According to the Services Tax Amendment Act 2019 Digital services in scope were “…any service that is delivered or subscribed over the internet or other electronic network and which cannot be obtained without the use of information technology and where the delivery of the service is essentially automated.”
The recently published Guide provides now a non-exhaustive list of services that could be regarded as digital services:
(a) online licensing of software, updates and add-ons website filters and firewalls;
(b) mobile applications and video games;
(c) provision of digital content, for e.g., music, e-book, film, images, text and information;
(d) advertisement platform, for e.g., provision of online advertising space on intangible media platform;
(e) online platform, for e.g., offering of a platform to trade products or services;
(f) search engines services;
(g) social networks;
(h) database and hosting, e.g., website hosting, online data warehousing, filesharing and cloud storage services;
(i) internet-based telecommunication;
(j) online training, for e.g., provision of distance teaching, e-learning, online courses and webinars;
(k) online newspapers and journals subscription; and
(l) payment processing services.
Any foreign service provider (FSP) or Platform Operator treated as such, with an annual services value above an equivalent to approximately USD$120,000 is forced to register in Malaysia for this tax purposes and collect it at a rate of 6% on their sales to Malaysia-based B2B or B2C customers.
Your customer can be considered to be Malaysian when makes payment for the digital services using a credit or debit facility provided by any financial institution or company in Malaysia, has an internet protocol address registered in Malaysia or an international mobile phone country code assigned to Malaysia or resides in Malaysia.
This tax is not exactly a unilateral DST in the sense of some country’s passed / drafted regulations or the EU draft directive that are more targeted on purpose.
This is in fact a Sales and Services Tax on a wide range of imported Digital Services equivalent to a GST/VAT type of indirect tax, with a reduced tax rate.
The Guide has confirmed a kind of prevalence of the new Digital Sales and Services tax formal obligation stating that there will be an exemption granted to Malaysian businesses from the obligation to reverse charge to avoid double taxation, if such company has already been charged with service tax by a FSP.
In essence this rule forces an indirect tax registration and subsequent tax collection in Malaysia if the users of the non- established digital service provider are local, with a low quantitative threshold to be in-scope.
As a difference with a unilateral DST, the 6% B2B charged amount should therefore be deductible at the level of the services importer and the invoice to the final B2B customer should not therefore be increased versus before. Unilateral DSTs force the companies to decide whether to pass-on that cost or not the final customer.
The tax aims to level the playing field between foreign digital service providers of any type and local digital service providers.

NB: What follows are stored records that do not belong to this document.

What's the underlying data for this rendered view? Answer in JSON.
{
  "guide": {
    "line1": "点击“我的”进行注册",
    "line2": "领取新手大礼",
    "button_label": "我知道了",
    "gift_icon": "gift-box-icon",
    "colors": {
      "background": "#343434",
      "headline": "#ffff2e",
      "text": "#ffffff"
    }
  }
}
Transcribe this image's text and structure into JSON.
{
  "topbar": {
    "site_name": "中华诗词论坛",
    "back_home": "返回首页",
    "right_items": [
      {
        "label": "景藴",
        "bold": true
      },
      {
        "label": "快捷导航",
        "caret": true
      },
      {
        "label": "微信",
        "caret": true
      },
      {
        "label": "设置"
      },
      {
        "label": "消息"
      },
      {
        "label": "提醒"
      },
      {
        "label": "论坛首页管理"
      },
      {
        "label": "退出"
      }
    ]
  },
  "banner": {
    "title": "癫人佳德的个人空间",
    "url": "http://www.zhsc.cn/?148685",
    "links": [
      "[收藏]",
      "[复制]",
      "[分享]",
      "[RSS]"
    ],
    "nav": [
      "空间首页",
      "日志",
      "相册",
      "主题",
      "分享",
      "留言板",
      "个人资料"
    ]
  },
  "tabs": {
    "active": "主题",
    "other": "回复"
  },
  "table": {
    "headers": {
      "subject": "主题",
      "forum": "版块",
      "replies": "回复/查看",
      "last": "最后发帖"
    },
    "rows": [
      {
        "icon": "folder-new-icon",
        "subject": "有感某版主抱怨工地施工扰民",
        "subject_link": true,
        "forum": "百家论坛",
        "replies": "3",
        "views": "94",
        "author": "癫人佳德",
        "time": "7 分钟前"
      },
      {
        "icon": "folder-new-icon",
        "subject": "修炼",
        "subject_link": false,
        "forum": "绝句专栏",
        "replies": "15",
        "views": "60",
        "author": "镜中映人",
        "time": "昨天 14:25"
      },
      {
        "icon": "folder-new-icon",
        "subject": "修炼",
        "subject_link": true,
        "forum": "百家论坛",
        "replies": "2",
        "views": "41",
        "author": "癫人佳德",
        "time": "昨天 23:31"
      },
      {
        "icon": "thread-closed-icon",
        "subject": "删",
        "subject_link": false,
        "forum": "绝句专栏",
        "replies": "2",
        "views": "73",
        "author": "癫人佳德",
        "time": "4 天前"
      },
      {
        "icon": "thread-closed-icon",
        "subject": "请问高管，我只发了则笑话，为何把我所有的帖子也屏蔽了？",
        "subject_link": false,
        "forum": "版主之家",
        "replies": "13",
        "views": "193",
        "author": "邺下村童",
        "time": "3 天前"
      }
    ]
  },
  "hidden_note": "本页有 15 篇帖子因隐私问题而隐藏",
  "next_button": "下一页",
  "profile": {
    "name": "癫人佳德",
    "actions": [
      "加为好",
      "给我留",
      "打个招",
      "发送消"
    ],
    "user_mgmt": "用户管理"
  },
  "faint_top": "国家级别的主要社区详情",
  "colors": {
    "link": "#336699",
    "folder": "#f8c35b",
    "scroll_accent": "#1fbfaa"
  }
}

Many US companies like Facebook, Netflix and Google confirmed their intention to comply with the law, but the impact should be the same for instance for transactions as normal as standard software licenses, or on-line courses acquired automatically through the web with low or no human intervention at all.
This is a different policy option than that of the unilateral pure DSTs, with some equivalence points; countries like Russia, New Zealand and Norway took this road before as well as several LATAM indirect tax regulations.
Between trade wars, retaliations and the many different tax policy options including DSTs, Withholding taxes, Pillar 2, Indirect Taxation and the like, we are making it really cumbersome for any global digital 24/7entrepreneur.
We shall reflect on the impact of it in one of our next news or blog posts.